The question — and the ad gives no hints about this — is how all these exchanges get negotiated? How do we decide who teaches our children and who fixes our cars? A central plan? A free market? An "Occupy Wall Street" style public meeting? An anarcho-syndicalist commune? The ad seems to want to suggest that workers could actually run the country on their own, without those obnoxious business owners and treacherous bankers, but it doesn't come out and say that. It certainly doesn't get into who would inevitably take their place: central planners and bureaucrats.

Perhaps that will come in a later ad. There has to be a follow-up of some sort. The AFL-CIO has more to say than "workers are wonderful." They want new members, willing or not. They want to protect the privileges of government employees, including lavish benefits. The warm and fuzzy bit is just a setup; demands and threats are bound to follow.

It seems that the union establishment feels the need to reassert the notion that workers should be treated with respect — as if this was actually open to debate. The real question is how we best show that respect: force workers into unions they may not support, or give them meaningful choices?

The problem for the AFL-CIO is these same honorable workers have lost their faith in unions. Union membership has been declining for decades; in Michigan the percentage of workers who are union members is barely half of what it was in 1983. Interest in right-to-work protections, which would give individual workers the freedom to give or withhold financial support to a union — a concept that is anathema to union officials — is growing in Michigan. That may explain why the AFL-CIO feels the need not to talk about itself and what it does. It is one thing for the unions to say that workers deserve respect, but they cannot be allowed to wrap themselves in the "Dignity of Labor" when so many actual working men and women have rejected them.

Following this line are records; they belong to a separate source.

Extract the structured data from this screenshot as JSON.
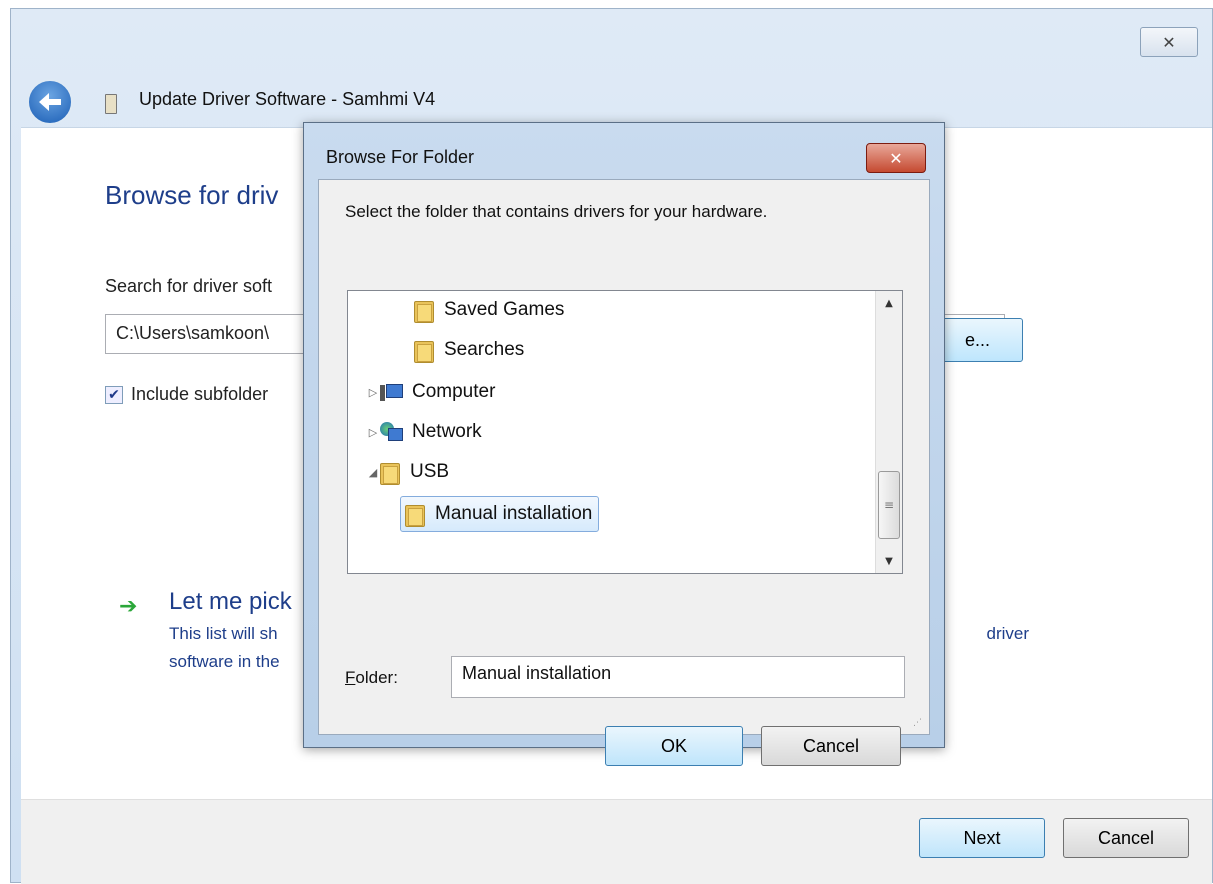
{
  "wizard": {
    "title": "Update Driver Software - Samhmi V4",
    "close_glyph": "✕",
    "heading": "Browse for driv",
    "search_label": "Search for driver soft",
    "path_value": "C:\\Users\\samkoon\\",
    "browse_label": "e...",
    "include_label": "Include subfolder",
    "include_checked": true,
    "letme_title": "Let me pick",
    "letme_line1": "This list will sh",
    "letme_line1_tail": "driver",
    "letme_line2": "software in the",
    "next_label": "Next",
    "cancel_label": "Cancel"
  },
  "dialog": {
    "title": "Browse For Folder",
    "close_glyph": "✕",
    "instruction": "Select the folder that contains drivers for your hardware.",
    "tree": [
      {
        "label": "Saved Games",
        "icon": "folder-icon",
        "expander": ""
      },
      {
        "label": "Searches",
        "icon": "folder-icon",
        "expander": ""
      },
      {
        "label": "Computer",
        "icon": "computer-icon",
        "expander": "▷"
      },
      {
        "label": "Network",
        "icon": "network-icon",
        "expander": "▷"
      },
      {
        "label": "USB",
        "icon": "folder-icon",
        "expander": "◢"
      },
      {
        "label": "Manual installation",
        "icon": "folder-icon",
        "expander": "",
        "selected": true
      }
    ],
    "folder_label_rest": "older:",
    "folder_label_accel": "F",
    "folder_value": "Manual installation",
    "ok_label": "OK",
    "cancel_label": "Cancel"
  }
}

At this point it should be redundant to point out that this ad was produced and air time for it will be bought with dues and agency fees taken from workers who were forced to pay in order to keep their jobs — at least that's where things stand in Michigan until a right-to-work law passes. If there ever was a union ad that workers wouldn't object to this might be it. One suspects that the next ad in the series will be much more cynical and divisive though.